### Your task
Go through the lines below and copy each one that holds the string "Paint".

[Dataset items]

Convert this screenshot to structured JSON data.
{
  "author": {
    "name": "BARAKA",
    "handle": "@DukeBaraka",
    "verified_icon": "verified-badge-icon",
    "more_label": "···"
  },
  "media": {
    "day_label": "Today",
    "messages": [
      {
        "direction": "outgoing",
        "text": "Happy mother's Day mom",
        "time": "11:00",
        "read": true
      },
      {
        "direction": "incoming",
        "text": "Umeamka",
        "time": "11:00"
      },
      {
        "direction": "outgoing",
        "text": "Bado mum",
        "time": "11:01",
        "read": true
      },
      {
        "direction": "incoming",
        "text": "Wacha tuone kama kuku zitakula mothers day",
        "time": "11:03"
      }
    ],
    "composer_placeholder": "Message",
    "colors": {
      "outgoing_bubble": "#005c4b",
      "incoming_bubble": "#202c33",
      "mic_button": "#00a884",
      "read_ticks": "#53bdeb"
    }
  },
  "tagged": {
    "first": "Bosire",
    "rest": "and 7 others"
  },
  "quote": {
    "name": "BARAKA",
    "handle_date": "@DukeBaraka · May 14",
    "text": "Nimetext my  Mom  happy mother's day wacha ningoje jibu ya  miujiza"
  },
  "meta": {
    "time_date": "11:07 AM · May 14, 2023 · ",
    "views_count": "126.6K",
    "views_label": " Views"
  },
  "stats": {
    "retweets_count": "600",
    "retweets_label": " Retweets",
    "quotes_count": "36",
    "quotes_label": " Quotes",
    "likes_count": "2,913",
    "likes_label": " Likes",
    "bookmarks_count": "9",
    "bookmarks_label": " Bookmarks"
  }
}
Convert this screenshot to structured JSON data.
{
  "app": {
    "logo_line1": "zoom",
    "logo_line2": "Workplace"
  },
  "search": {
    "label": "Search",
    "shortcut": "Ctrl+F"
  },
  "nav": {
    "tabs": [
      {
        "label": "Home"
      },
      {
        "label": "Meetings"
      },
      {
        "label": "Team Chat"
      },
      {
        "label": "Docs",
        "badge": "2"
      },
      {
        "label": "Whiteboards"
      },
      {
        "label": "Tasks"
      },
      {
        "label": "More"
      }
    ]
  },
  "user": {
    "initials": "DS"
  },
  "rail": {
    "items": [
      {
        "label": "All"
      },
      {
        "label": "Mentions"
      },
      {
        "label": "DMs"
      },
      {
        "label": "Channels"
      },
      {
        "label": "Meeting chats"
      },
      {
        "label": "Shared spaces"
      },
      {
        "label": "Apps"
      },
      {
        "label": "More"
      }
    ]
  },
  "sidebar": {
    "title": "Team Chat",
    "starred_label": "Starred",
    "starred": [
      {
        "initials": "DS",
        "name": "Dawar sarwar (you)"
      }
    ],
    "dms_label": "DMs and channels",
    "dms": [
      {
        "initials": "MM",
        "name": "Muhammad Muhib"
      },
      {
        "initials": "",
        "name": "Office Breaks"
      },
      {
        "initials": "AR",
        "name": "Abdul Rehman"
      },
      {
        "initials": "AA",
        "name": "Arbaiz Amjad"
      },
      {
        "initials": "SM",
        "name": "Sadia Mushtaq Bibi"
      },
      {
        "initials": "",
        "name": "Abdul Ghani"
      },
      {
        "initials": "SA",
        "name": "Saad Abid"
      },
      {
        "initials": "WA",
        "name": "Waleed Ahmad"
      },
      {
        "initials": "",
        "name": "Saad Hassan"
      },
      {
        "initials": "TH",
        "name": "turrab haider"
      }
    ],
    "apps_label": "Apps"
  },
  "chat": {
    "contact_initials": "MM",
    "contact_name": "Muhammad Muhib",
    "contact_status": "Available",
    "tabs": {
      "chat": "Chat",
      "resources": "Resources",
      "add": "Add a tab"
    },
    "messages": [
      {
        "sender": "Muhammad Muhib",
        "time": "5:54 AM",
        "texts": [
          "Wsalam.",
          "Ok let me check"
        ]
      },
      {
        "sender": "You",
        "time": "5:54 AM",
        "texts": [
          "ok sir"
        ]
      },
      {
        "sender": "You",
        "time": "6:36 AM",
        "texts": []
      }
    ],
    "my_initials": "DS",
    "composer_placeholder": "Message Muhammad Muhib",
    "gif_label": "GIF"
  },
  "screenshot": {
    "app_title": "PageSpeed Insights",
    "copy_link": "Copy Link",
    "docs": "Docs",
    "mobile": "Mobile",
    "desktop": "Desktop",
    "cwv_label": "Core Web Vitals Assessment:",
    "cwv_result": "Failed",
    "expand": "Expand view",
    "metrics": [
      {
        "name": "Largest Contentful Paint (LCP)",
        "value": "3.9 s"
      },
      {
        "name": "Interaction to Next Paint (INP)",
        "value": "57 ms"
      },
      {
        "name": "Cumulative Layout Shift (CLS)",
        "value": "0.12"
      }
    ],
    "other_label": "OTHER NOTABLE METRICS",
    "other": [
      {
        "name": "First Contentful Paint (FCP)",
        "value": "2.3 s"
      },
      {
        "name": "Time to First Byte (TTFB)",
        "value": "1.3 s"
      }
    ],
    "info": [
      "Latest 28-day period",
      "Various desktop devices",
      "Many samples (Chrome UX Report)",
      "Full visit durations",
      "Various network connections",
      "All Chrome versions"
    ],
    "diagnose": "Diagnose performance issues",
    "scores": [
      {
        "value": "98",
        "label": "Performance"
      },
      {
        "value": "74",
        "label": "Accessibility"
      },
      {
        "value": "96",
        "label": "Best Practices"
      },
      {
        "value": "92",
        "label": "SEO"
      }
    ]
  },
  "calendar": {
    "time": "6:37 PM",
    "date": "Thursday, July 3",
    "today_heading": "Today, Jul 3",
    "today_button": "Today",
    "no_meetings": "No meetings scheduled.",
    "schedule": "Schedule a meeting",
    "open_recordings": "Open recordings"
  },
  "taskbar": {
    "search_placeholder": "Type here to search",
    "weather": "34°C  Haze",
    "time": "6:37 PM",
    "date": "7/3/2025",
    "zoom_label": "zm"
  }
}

### Result for this task
        "name": "Largest Contentful Paint (LCP)",
        "name": "Interaction to Next Paint (INP)",
        "name": "First Contentful Paint (FCP)",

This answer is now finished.